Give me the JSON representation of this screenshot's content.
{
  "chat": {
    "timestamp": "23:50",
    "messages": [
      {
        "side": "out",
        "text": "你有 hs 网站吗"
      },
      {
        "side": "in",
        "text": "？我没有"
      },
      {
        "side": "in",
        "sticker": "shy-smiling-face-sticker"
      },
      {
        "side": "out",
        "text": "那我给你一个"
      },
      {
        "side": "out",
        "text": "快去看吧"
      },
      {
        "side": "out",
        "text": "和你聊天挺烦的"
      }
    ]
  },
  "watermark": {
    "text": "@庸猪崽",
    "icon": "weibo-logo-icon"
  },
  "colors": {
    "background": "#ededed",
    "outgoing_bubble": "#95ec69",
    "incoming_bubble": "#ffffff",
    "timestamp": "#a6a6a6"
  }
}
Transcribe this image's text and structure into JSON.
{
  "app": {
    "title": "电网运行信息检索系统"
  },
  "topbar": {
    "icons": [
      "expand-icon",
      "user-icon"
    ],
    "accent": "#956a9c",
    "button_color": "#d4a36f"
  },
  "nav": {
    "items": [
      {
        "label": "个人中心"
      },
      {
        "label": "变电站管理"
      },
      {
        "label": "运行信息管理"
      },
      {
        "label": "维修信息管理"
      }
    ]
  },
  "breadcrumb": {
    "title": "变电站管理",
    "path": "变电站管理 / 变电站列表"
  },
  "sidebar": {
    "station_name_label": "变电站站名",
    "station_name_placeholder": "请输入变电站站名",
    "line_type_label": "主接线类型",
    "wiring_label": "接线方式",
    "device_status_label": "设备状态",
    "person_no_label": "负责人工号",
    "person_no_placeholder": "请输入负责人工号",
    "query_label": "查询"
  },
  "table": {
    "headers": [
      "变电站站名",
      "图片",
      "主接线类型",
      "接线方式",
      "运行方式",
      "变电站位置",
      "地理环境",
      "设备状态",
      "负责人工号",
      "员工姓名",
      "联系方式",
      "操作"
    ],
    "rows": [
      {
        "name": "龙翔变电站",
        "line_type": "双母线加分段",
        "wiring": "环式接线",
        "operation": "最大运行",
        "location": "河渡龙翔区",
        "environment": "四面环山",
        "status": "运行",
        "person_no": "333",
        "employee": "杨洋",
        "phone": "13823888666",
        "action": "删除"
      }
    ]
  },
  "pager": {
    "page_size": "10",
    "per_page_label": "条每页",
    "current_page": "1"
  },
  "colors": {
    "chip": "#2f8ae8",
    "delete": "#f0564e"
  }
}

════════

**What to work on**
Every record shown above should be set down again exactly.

**Answer to this exercise**
Give me the JSON representation of this screenshot's content.
{
  "chat": {
    "timestamp": "23:50",
    "messages": [
      {
        "side": "out",
        "text": "你有 hs 网站吗"
      },
      {
        "side": "in",
        "text": "？我没有"
      },
      {
        "side": "in",
        "sticker": "shy-smiling-face-sticker"
      },
      {
        "side": "out",
        "text": "那我给你一个"
      },
      {
        "side": "out",
        "text": "快去看吧"
      },
      {
        "side": "out",
        "text": "和你聊天挺烦的"
      }
    ]
  },
  "watermark": {
    "text": "@庸猪崽",
    "icon": "weibo-logo-icon"
  },
  "colors": {
    "background": "#ededed",
    "outgoing_bubble": "#95ec69",
    "incoming_bubble": "#ffffff",
    "timestamp": "#a6a6a6"
  }
}
Transcribe this image's text and structure into JSON.
{
  "app": {
    "title": "电网运行信息检索系统"
  },
  "topbar": {
    "icons": [
      "expand-icon",
      "user-icon"
    ],
    "accent": "#956a9c",
    "button_color": "#d4a36f"
  },
  "nav": {
    "items": [
      {
        "label": "个人中心"
      },
      {
        "label": "变电站管理"
      },
      {
        "label": "运行信息管理"
      },
      {
        "label": "维修信息管理"
      }
    ]
  },
  "breadcrumb": {
    "title": "变电站管理",
    "path": "变电站管理 / 变电站列表"
  },
  "sidebar": {
    "station_name_label": "变电站站名",
    "station_name_placeholder": "请输入变电站站名",
    "line_type_label": "主接线类型",
    "wiring_label": "接线方式",
    "device_status_label": "设备状态",
    "person_no_label": "负责人工号",
    "person_no_placeholder": "请输入负责人工号",
    "query_label": "查询"
  },
  "table": {
    "headers": [
      "变电站站名",
      "图片",
      "主接线类型",
      "接线方式",
      "运行方式",
      "变电站位置",
      "地理环境",
      "设备状态",
      "负责人工号",
      "员工姓名",
      "联系方式",
      "操作"
    ],
    "rows": [
      {
        "name": "龙翔变电站",
        "line_type": "双母线加分段",
        "wiring": "环式接线",
        "operation": "最大运行",
        "location": "河渡龙翔区",
        "environment": "四面环山",
        "status": "运行",
        "person_no": "333",
        "employee": "杨洋",
        "phone": "13823888666",
        "action": "删除"
      }
    ]
  },
  "pager": {
    "page_size": "10",
    "per_page_label": "条每页",
    "current_page": "1"
  },
  "colors": {
    "chip": "#2f8ae8",
    "delete": "#f0564e"
  }
}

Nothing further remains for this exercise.